A brief word about science: I’ve avoided discussing planetary science in this series, because it has been covered so well, in so many other places. The traditional vision of a trip to Mars, in the guise of a 1980’s US/USSR joint mission, revolved heavily around the idea of sending a small group of people, for a relatively short period of time, with largely scientific objectives. This is completely different from the various colonization concepts that have circulated in recent years. Regardless of why people go to Mars though, a lot of serious scientific work will be done. The advantages of having a large number of people present, along with a well-equipped laboratory, are immense.

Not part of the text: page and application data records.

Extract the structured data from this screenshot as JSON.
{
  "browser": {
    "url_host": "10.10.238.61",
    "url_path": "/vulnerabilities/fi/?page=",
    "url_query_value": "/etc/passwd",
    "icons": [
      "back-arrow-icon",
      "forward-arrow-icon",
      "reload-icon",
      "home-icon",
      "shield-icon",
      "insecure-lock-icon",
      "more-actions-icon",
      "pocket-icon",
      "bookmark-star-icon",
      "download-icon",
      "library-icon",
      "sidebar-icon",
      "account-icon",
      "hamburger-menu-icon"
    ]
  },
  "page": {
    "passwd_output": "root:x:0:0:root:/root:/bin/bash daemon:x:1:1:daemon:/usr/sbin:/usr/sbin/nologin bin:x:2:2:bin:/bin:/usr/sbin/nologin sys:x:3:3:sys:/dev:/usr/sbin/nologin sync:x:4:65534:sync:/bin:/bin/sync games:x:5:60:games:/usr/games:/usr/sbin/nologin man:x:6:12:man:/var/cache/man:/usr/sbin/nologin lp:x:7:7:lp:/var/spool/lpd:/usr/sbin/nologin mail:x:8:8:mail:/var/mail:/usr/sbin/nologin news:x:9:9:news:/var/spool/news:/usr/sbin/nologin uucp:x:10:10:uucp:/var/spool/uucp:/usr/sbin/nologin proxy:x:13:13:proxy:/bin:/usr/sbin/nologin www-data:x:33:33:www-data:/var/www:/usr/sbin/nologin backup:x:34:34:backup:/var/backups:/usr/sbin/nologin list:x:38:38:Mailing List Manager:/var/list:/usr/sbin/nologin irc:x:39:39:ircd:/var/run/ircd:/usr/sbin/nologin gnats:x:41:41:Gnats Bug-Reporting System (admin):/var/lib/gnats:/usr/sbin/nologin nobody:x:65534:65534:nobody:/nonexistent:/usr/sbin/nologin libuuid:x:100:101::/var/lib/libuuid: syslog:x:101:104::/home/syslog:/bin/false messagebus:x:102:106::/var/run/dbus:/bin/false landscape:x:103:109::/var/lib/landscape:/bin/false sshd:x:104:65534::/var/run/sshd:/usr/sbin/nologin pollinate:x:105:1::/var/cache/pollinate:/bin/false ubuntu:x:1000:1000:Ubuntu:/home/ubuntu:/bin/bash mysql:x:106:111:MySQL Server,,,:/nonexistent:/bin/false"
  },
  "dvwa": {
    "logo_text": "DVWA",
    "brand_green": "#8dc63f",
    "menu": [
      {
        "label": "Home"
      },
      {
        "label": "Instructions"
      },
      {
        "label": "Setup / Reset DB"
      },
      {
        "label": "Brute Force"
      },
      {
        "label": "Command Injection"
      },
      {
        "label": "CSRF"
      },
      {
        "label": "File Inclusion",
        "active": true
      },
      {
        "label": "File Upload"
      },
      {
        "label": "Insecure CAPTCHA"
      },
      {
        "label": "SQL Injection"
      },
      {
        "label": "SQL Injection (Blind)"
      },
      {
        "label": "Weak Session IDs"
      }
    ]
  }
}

We cannot conceive yet of the discoveries that will result. Continue reading
What happens when things go horribly wrong on Mars? Help from Earth would take months to arrive, and would have a transportation bottleneck.
The colony will need to have a contingency plan for all possibilities, as well as a full range of emergency services. Continue reading
Turnstiles for directing people in a single direction are a useful but klunky invention. I always approach them with great caution, especially when carrying a laptop bag over my shoulder.
It occurs to me that we could get the same effect with greater ease of use (and less tangled straps).
Picture the kind of hanging flaps used to keep cold in a walk-in refrigerator.
Now make them out of some kind of smart material.
When touched or pushed from one side, they become flexible, allowing people to pass through. Otherwise they would be set to be hard, preventing passage in the other direction.
The material could be transparent, or could have a no-entry sign imprinted on one side of it.
The material cost would likely be significantly lower than traditional turnstiles.
If computing is ubiquitous, then why do I need a cellphone?
This isn’t a new idea, really. I’ve come across it before in SF novels. Its worth gaming out what the world will look like though. I say “will”, because this scenario looks inevitable. Continue reading
The Mars colony will be planned in great detail, years in advance. It is impossible for the colony administrators to anticipate everything though. Vast stockpiles of spare parts, and a regular supply chain will help, but certain items will need to be manufactured locally. It is important to remember that issues that are trivial irritants on Earth – a blocked toilet, for example – can become life threatening emergencies in space, or on Mars.
The administrators of the first Mars Colony will need to be expert in more than just science. Legal and economic factors will have a huge bearing on the success of the colony. Without a firm legal basis, the colony will have difficulty attracting investment, and private individuals may think twice about participating. Without a vibrant economy, the colony could turn into a ghost town. Continue reading
The Mars Colony Administrator’s Handbook will continue shortly! I’m currently estimating that there will be another 5 – 6 posts, covering topics from manufacturing to emergency services. Much of this is already written, and I’m editing it as quickly as I can. I apologize for any delay.
If anyone from Discovery reads this – wouldn’t these posts make a nice documentary miniseries? For one thing, it would be a great excuse to visit McMurdo Station, as well as other cool and out of the way places. 🙂
One of the nice benefits of blogging is the people that you meet. I especially want to mention the enthusiastic space community at moonmars.com (go sign up!) and the wise folks at the Lifeboat Foundation’s Facebook group.
Some readers of the series from these two groups posed a couple of questions that I had anticipated answering in the conclusion. I think now that they’re too important to leave until then. Continue reading
Ensuring that a Mars Colony has a solid supply chain will be a difficult task. The average distance between Earth and Mars is around 225 million kilometers, and transit times – even with greatly improved rockets – are several months. Light itself can take nearly half an hour to travel the distance, depending on how far apart the two planets are. And there is little margin for error, as tens of thousands of lives will be at stake.